Darin Pope 22:29
send Viktor a message on Twitter. Better yet, join the Slack workspace. In the show notes there's a link down to the Slack workspace.
Viktor Farcic 22:38
Yes, because I really I think that this situation with confinement and Corona is making me more aggressive and I'm looking I cannot yell at my family and and Darin is such a calm person. So I need to yell at somebody. So come to the show so that I can yell at you because I really disagree.
Darin Pope 23:00
86753 Okay, so that's a different story. If you are listening right now via Apple Podcast, please subscribe and go ahead and leave a rating and review. All of our contact information including Twitter and LinkedIn, seriously reach out talk to us, we'd love to have you on. It can be found at https://www.devopsparadox.com/contact. And if you'd like to be notified by email anytime a new episode is released, you can sign up at https://www.devopsparadox.com/. The signup form is at the top of every page. And there are the links to the Slack workspace, the Voxer account and how to leave a review in the description of this episode. If you want to see really chaotic things happen, at least in our head, they're chaotic, join us for our live streams. If you haven't subscribed to our YouTube channel yet, go ahead and do that as well. The link to the YouTube channel is down below in the show notes as well. That is completely live unscripted typically and unedited, most importantly, unedited.
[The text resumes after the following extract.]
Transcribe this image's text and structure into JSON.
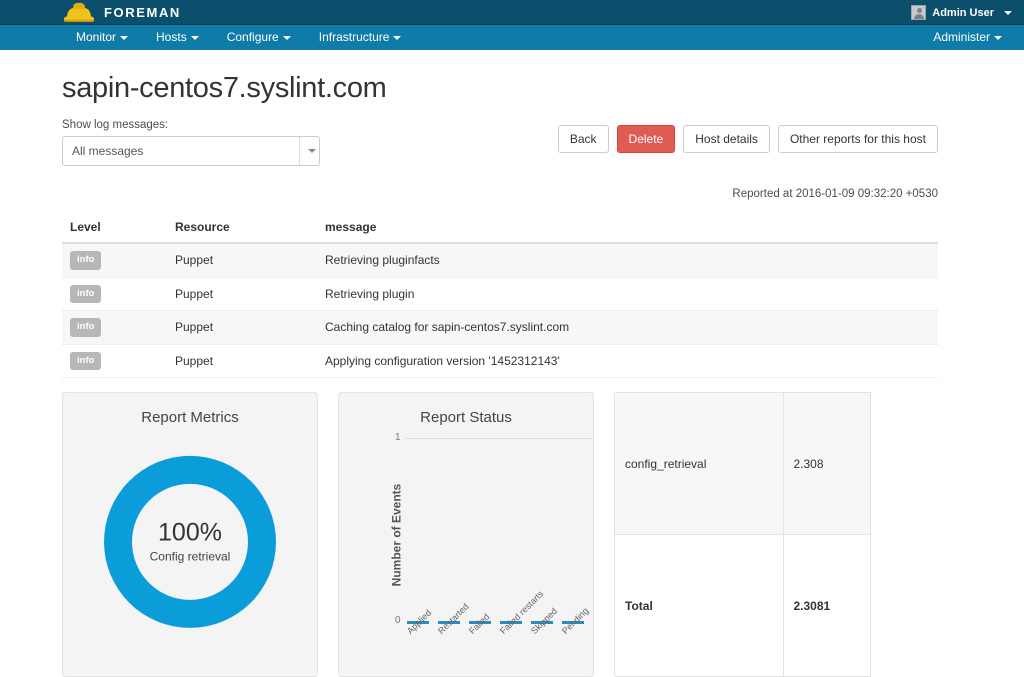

Viktor Farcic 24:04
Are you saying that this is scripted?
Darin Pope 24:05
It's scripted to the point that we actually had an idea of what we're going to talk about today. But that's about as a scripted as it got. We're never fully scripted. Except at the close here, because if you listen to the ending, that part is reasonably scripted. So Jenkins X, if you haven't tried it out, try it out. If you're let me rephrase that. If you're running Kubernetes workloads, and you're trying to find a good CI/CD solution, I'm making sure I'm still saying the right things here. Because I work on the other side of the house. If you're if you're building Kubernetes workloads, and you don't have a CI/CD solution yet, consider Jenkins X.
Viktor Farcic 24:48
Darin Pope 24:50
that's a that's a reasonable statement. Right?
Viktor Farcic 24:53
It's free. It's open source. Just try it.
Darin Pope 24:56
Just try it. If you don't like it, please let Viktor know.
Viktor Farcic 25:01
Yes. Then I can fix it.
Darin Pope 25:06
then you can fix it.
Viktor Farcic 25:07
Or I can promise I'm gonna fix it and not fix it. But
Darin Pope 25:13
you wouldn't do that. Thanks again for listening to episode number 60 of DevOps Paradox